Who was the first person to give you the name Mally Stakz?
My name is Jamal. Mally comes from that. Stakz just came later on. Mallachi is a funny nickname. They started calling me that in the studio.
How did you link up with FKI 1st?
That’s my boy. He came to NY and we were in the same studio. He heard my stuff, I heard his stuff. I heard his music, everything with Post Malone, he’s a young dude from another side of the US, we just cooked. It made sense. He came back again, we did the video, it was dope.
How do you balance your remixes and your originals?
If I do a remix, I have to really be feeling it. As far as my original songs, I try and keep those relevant too. People gravitate more towards covers sometimes and they forget that you’re a good artist overall, that it’s not just that one song they like.
Who are your favorite artists outside of rap?
I’m into everything, man. I like Bieber, Bruno Mars. That’s what I’m trying to be like. His music, his shows, his vision is fire. Drake, Meek Mill, Jay-Z, Kendrick. Yeah, man. I’m inspired by a lot. Almost everything around me. Good or bad.
You have been making music in NY for a while — what’s the best thing about being an artist from NY in 2018?
The best thing… is that you’re from New York, period. The light is shining on New York a little bit more.
What’s your favorite thing about the music industry today?

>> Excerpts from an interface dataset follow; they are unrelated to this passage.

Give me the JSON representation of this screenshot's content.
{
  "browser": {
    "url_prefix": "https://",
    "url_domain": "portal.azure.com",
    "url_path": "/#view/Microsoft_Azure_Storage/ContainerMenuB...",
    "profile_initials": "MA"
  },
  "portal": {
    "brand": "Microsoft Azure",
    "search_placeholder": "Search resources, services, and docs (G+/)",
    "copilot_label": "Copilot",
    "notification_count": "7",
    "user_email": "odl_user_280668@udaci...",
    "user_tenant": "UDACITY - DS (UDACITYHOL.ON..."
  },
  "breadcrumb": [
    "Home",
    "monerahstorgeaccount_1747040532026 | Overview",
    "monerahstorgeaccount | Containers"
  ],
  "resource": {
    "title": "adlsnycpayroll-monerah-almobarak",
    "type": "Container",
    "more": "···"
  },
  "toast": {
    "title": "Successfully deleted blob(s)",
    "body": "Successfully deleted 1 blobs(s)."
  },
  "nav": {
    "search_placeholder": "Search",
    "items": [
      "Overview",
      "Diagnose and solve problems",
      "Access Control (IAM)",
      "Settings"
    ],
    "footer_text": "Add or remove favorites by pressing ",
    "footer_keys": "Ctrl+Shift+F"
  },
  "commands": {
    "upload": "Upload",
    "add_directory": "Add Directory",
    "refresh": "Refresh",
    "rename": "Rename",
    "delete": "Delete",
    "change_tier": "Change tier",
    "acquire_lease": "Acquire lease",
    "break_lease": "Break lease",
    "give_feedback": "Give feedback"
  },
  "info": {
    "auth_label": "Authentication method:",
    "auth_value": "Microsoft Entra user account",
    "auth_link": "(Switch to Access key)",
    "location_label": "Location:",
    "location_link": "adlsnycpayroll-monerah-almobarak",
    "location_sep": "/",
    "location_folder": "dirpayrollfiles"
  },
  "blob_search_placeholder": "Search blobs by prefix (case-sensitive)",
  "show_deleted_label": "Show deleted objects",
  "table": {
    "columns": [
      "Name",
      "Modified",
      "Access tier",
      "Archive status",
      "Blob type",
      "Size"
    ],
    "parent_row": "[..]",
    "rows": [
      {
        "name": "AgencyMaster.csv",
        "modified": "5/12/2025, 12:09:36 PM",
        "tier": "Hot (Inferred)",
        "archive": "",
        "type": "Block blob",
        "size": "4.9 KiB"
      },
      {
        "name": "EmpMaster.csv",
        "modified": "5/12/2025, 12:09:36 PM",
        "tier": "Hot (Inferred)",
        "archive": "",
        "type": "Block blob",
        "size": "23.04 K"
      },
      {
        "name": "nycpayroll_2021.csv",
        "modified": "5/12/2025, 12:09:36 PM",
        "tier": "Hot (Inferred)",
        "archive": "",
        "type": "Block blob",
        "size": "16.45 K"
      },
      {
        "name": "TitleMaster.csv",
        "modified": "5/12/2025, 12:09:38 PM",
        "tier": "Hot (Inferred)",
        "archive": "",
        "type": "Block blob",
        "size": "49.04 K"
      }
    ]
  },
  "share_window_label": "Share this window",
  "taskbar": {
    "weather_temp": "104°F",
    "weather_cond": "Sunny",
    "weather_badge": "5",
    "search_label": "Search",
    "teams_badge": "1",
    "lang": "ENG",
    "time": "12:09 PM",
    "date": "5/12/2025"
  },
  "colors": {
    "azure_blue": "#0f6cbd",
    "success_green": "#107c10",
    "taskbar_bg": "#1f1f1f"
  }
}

I’ve been around for a little minute. I feel like I have a different view rather than other artists. It has to be the simplicity. Once you really understand it, it’s not as difficult as you think. In a sense, it still is very difficult.
How many songs are in the vault?
Thousands. I have songs with a lot of producers. I hold onto everything until it’s the right timing. Nowadays this world is so digital, everything has to be timed right.
What’s a recently written lyric you’re proud of?
I don’t really write too much. I just express myself. I know what I think. But a line that I recently recorded… “Just be careful what you ask for”. That’s a video that dropped before. It’s called “Ask For”, it’s out now.
What could you tell your 18 year old self today?
I would tell him that you know. You know. Don’t worry. Don’t second guess your feelings, you know.
What’s next for you?
I’m keeping it going. I’m going to LA soon. More videos, more singles. I got the new song “Box To Boom” with Fat Joe. Just heating up and getting people to anticipate my bodies of work like my mixtapes, my albums. I have a whole bunch of music that’s coming this year.